» **Records provided**:

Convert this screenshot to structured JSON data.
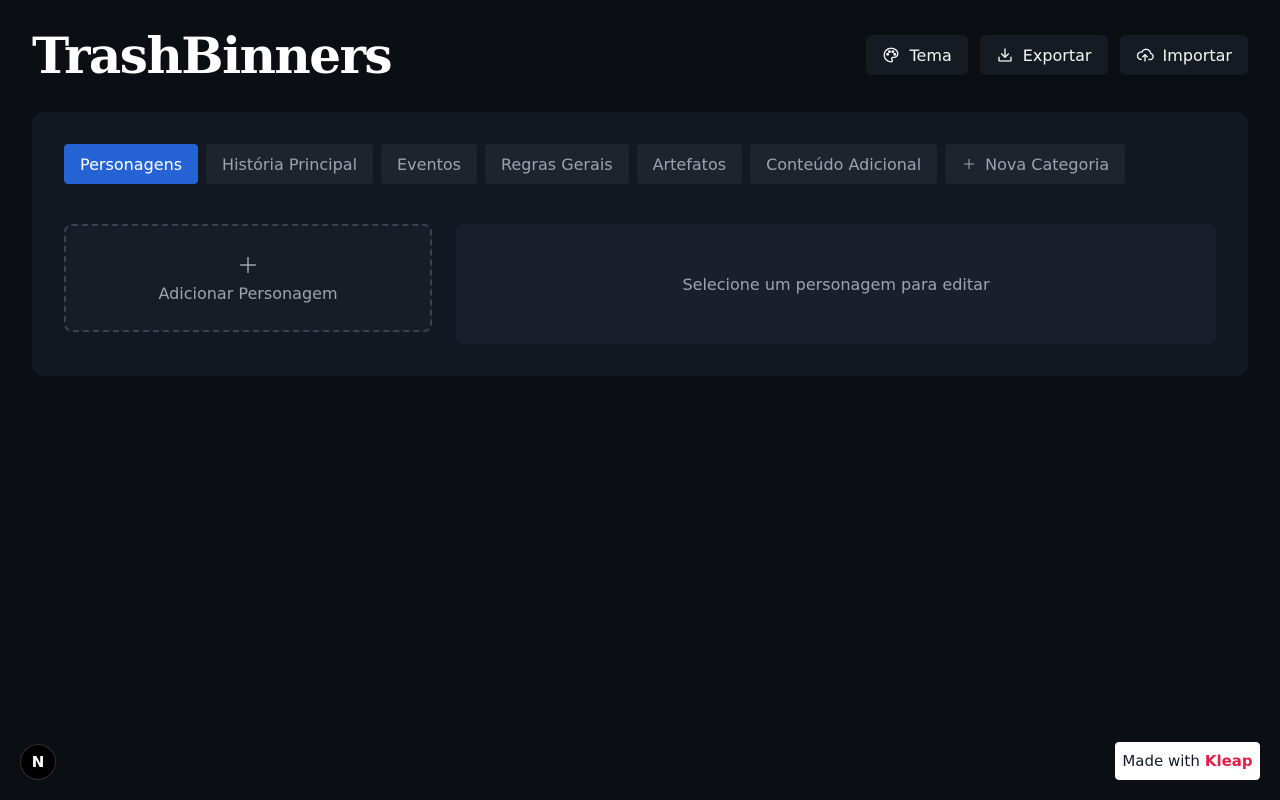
{
  "header": {
    "title": "TrashBinners",
    "actions": [
      {
        "label": "Tema",
        "icon": "palette-icon"
      },
      {
        "label": "Exportar",
        "icon": "download-icon"
      },
      {
        "label": "Importar",
        "icon": "upload-cloud-icon"
      }
    ]
  },
  "tabs": [
    {
      "label": "Personagens",
      "active": true
    },
    {
      "label": "História Principal",
      "active": false
    },
    {
      "label": "Eventos",
      "active": false
    },
    {
      "label": "Regras Gerais",
      "active": false
    },
    {
      "label": "Artefatos",
      "active": false
    },
    {
      "label": "Conteúdo Adicional",
      "active": false
    },
    {
      "label": "Nova Categoria",
      "active": false,
      "icon": "plus-icon"
    }
  ],
  "content": {
    "add_card_label": "Adicionar Personagem",
    "editor_placeholder": "Selecione um personagem para editar"
  },
  "footer": {
    "badge_letter": "N",
    "made_with_prefix": "Made with",
    "made_with_brand": "Kleap"
  },
  "colors": {
    "background": "#0b0e12",
    "panel": "#141823",
    "accent": "#2563d4",
    "brand": "#e11d48"
  }
}
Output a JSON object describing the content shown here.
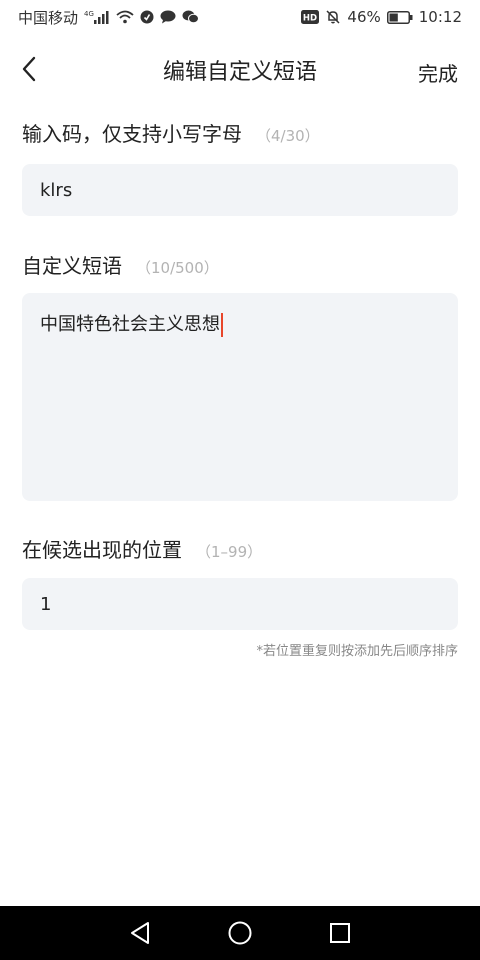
{
  "status_bar": {
    "carrier": "中国移动",
    "network": "4G",
    "hd_badge": "HD",
    "battery_percent": "46%",
    "battery_level": 0.46,
    "time": "10:12",
    "icons": [
      "signal-icon",
      "wifi-icon",
      "app-notification-icon",
      "message-icon",
      "wechat-icon",
      "mute-bell-icon",
      "battery-icon"
    ]
  },
  "header": {
    "title": "编辑自定义短语",
    "done_label": "完成"
  },
  "form": {
    "code": {
      "label": "输入码，仅支持小写字母",
      "counter": "（4/30）",
      "value": "klrs"
    },
    "phrase": {
      "label": "自定义短语",
      "counter": "（10/500）",
      "value": "中国特色社会主义思想"
    },
    "position": {
      "label": "在候选出现的位置",
      "counter": "（1–99）",
      "value": "1"
    },
    "hint": "*若位置重复则按添加先后顺序排序"
  },
  "nav_bar": {
    "icons": [
      "nav-back-icon",
      "nav-home-icon",
      "nav-recents-icon"
    ]
  }
}
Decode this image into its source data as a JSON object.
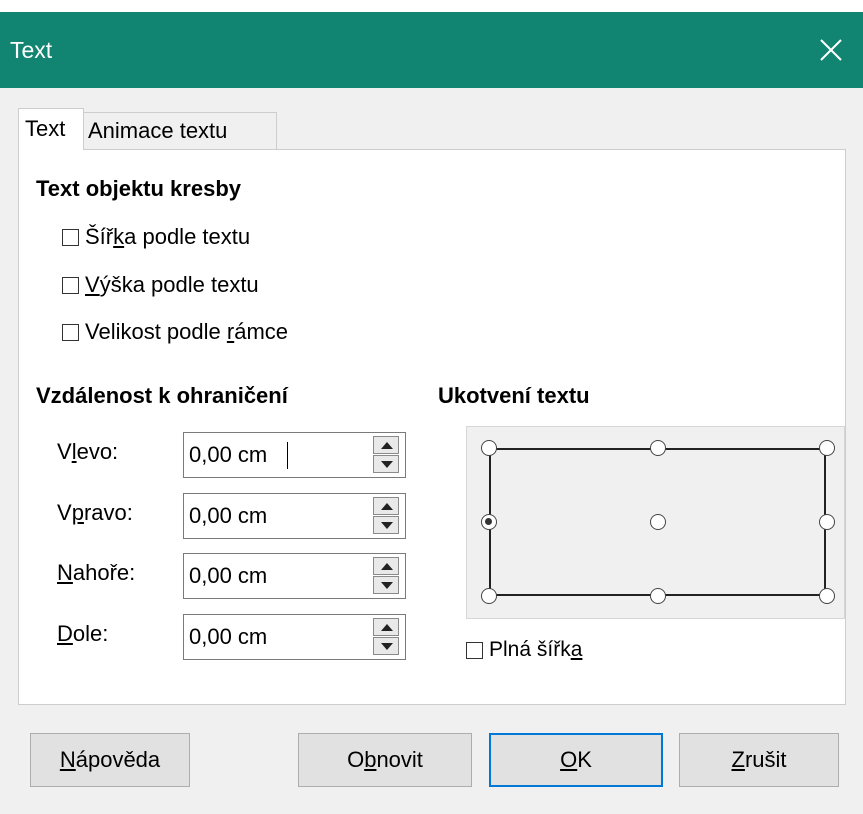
{
  "dialog": {
    "title": "Text",
    "close_icon": "close-icon"
  },
  "tabs": [
    {
      "label": "Text",
      "active": true
    },
    {
      "label": "Animace textu",
      "active": false
    }
  ],
  "drawing_text": {
    "heading": "Text objektu kresby",
    "options": [
      {
        "pre": "Šíř",
        "key": "k",
        "post": "a podle textu",
        "checked": false
      },
      {
        "pre": "",
        "key": "V",
        "post": "ýška podle textu",
        "checked": false
      },
      {
        "pre": "Velikost podle ",
        "key": "r",
        "post": "ámce",
        "checked": false
      }
    ]
  },
  "spacing": {
    "heading": "Vzdálenost k ohraničení",
    "fields": [
      {
        "pre": "V",
        "key": "l",
        "post": "evo:",
        "value": "0,00 cm"
      },
      {
        "pre": "V",
        "key": "p",
        "post": "ravo:",
        "value": "0,00 cm"
      },
      {
        "pre": "",
        "key": "N",
        "post": "ahoře:",
        "value": "0,00 cm"
      },
      {
        "pre": "",
        "key": "D",
        "post": "ole:",
        "value": "0,00 cm"
      }
    ]
  },
  "anchor": {
    "heading": "Ukotvení textu",
    "selected": "middle-left",
    "full_width": {
      "pre": "Plná šířk",
      "key": "a",
      "post": "",
      "checked": false
    }
  },
  "buttons": {
    "help": {
      "pre": "",
      "key": "N",
      "post": "ápověda"
    },
    "reset": {
      "pre": "O",
      "key": "b",
      "post": "novit"
    },
    "ok": {
      "pre": "",
      "key": "O",
      "post": "K"
    },
    "cancel": {
      "pre": "",
      "key": "Z",
      "post": "rušit"
    }
  },
  "colors": {
    "titlebar": "#118572",
    "default_button_border": "#0078d7"
  }
}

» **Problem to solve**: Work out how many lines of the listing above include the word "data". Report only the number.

» **Written reply**: 2